Learn the Basics of Poker


Poker is a card game in which players bet on the strength of their hand. The bets form a pool to be won by the player with the highest hand at the showdown. Players usually buy chips to play the game. Each chip has a specific value. A white chip is worth one unit of the minimum ante or bet; a red chip is worth five whites; and a blue chip is worth 10 whites. A player may also add more chips to the pot by raising a bet, in which case the remaining players must call or fold.

In the early stages of a hand, it is often a good idea to call. The reason for this is that it forces weaker opponents to fold. However, it is important to remember that this strategy does not work well in all situations. Moreover, you should avoid calling too much as this can lead to big losses in the long run.

Observe your opponents

If you are new to poker, the best way to learn is by watching the other players at the table. This will allow you to understand their betting habits and patterns. You can then use this information to improve your own style of play. In addition, you should also try to pick out the mistakes of your opponents and exploit them.

One of the most common mistakes made by new poker players is paying for their draws. This is a mistake because it is important to understand your pot odds before calling. You should only call when the pot odds are positive and not just because you have a draw.

In addition to understanding your pot odds, it is important to know how to read your opponent’s range. This means examining their bet sizes, stack size, and how often they bluff. By learning your opponent’s range, you can make more profitable decisions over the long run.

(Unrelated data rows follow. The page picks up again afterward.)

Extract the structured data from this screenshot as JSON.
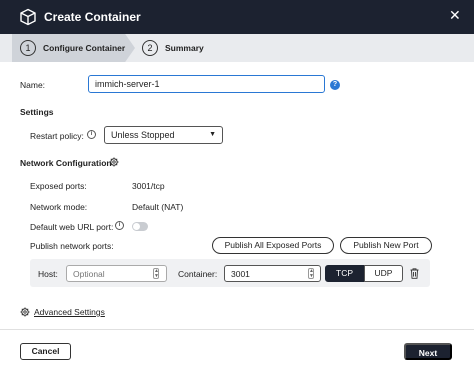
{
  "dialog": {
    "title": "Create Container",
    "close_glyph": "✕"
  },
  "steps": [
    {
      "number": "1",
      "label": "Configure Container",
      "active": true
    },
    {
      "number": "2",
      "label": "Summary",
      "active": false
    }
  ],
  "name": {
    "label": "Name:",
    "value": "immich-server-1"
  },
  "settings": {
    "heading": "Settings",
    "restart_policy_label": "Restart policy:",
    "restart_policy_value": "Unless Stopped"
  },
  "network": {
    "heading": "Network Configuration",
    "exposed_ports_label": "Exposed ports:",
    "exposed_ports_value": "3001/tcp",
    "network_mode_label": "Network mode:",
    "network_mode_value": "Default (NAT)",
    "default_web_url_label": "Default web URL port:",
    "default_web_url_enabled": false,
    "publish_label": "Publish network ports:",
    "publish_all_button": "Publish All Exposed Ports",
    "publish_new_button": "Publish New Port",
    "port_row": {
      "host_label": "Host:",
      "host_placeholder": "Optional",
      "container_label": "Container:",
      "container_value": "3001",
      "protocols": [
        "TCP",
        "UDP"
      ],
      "selected_protocol": "TCP"
    }
  },
  "advanced_settings_link": "Advanced Settings",
  "footer": {
    "cancel": "Cancel",
    "next": "Next"
  },
  "colors": {
    "titlebar": "#1c2230",
    "accent": "#2a78d4",
    "step_active_bg": "#cfd3d9",
    "step_bar_bg": "#e9ebee"
  },
  "icons": [
    "cube-icon",
    "close-icon",
    "help-icon",
    "info-icon",
    "gear-icon",
    "chevron-down-icon",
    "trash-icon"
  ]
}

Lastly, you should always remember to play the game for fun. It is important to enjoy the game and be patient when making decisions. This is particularly true when you are losing. If you are not having fun, it will be hard to stick with the game over the long haul.